- James continued to serve as the bishop of Jerusalem until his death in AD 62. He was highly regarded in both the Jewish and Christian communities, continuing to hold to most of the Law-keeping practices of the Pharisees while also preaching Jesus as the Messiah. He lived a life of extreme holiness, so much so that some early records indicate that the priests even allowed him to enter the holiest parts of the Temple to offer prayers. He was known to be such a great man of prayer that his knees were remembered as being “like the knees of a camel” because of the time he spent kneeling.

- During a vacancy in the office of Roman procurator, the high priest in Jerusalem convened the Sanhedrin to condemn James for his support of Jesus as the Messiah. But because of their respect for James, they gave him one last chance: they took him to the roof of the Temple so that he could preach to the crowds below about the supremacy of the Law and disavow Christ. Instead, James proclaimed to the crowd that Jesus was indeed the Son of God and Messiah, and the Pharisees pushed him off the edge of the roof. The fall didn’t kill him, though, so they stoned him to death, even while he prayed for their salvation.


Matthew was one of Jesus’ 12 original disciples (also called "Levi" in some sources), called out of a life as a tax collector. According to early traditions, he preached the Gospel in Judea before departing for other nearby countries. He is traditionally believed to be the author of the Gospel of Matthew, which most modern scholars think was probably produced in a Jewish-Christian church community in Syria. Like James, Matthew’s ministry seems to have been among Jewish believers who still loved the Old Testament Law and wanted to practice it as a way of honoring their faith in Christ. Like most of the disciples, he is said to have died as a martyr.

James, son of Alphaeus

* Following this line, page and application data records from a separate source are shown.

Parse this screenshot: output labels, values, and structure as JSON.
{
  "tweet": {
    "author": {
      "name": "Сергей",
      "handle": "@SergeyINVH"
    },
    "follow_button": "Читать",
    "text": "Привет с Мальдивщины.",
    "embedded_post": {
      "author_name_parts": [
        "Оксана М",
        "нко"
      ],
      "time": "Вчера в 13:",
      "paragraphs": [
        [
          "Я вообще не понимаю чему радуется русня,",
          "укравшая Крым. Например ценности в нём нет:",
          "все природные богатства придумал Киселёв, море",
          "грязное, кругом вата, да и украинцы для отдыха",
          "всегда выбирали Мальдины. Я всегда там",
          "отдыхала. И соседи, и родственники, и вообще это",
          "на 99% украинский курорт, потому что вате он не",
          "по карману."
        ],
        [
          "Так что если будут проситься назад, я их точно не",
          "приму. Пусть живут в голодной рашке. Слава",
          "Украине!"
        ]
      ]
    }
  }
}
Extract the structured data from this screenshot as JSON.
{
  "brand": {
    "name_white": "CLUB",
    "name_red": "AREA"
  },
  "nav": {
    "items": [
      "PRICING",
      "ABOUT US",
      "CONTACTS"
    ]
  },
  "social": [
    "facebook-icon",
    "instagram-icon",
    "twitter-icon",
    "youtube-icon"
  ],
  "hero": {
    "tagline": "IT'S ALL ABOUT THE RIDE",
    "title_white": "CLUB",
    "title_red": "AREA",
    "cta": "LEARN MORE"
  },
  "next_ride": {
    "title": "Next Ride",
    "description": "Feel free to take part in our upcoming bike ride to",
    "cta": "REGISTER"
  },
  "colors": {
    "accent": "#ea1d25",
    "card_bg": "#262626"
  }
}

James the Less
Also called “James the Less,” he was one of Jesus’ 12 original disciples, but one about whom very little is known (by contrast, "James the Great" refers to James son of Zebedee, the first of the disciples to be martyred). He appears to be the brother of Matthew/Levi, since Mark 2:14 also calls the latter a son of Alphaeus. Almost nothing is said directly about James in the New Testament, which has led to some confusion as to the identities of the various Jameses. As best as we can tell, James the son of Alphaeus, like the other disciples, received a commission for missionary work after Pentecost. He is said to have traveled south to preach the Gospel in the Nile delta area of Egypt, ministering to the many Jews and pagans who lived there. He was martyred by being crucified, just as Peter, Andrew, and Philip also were.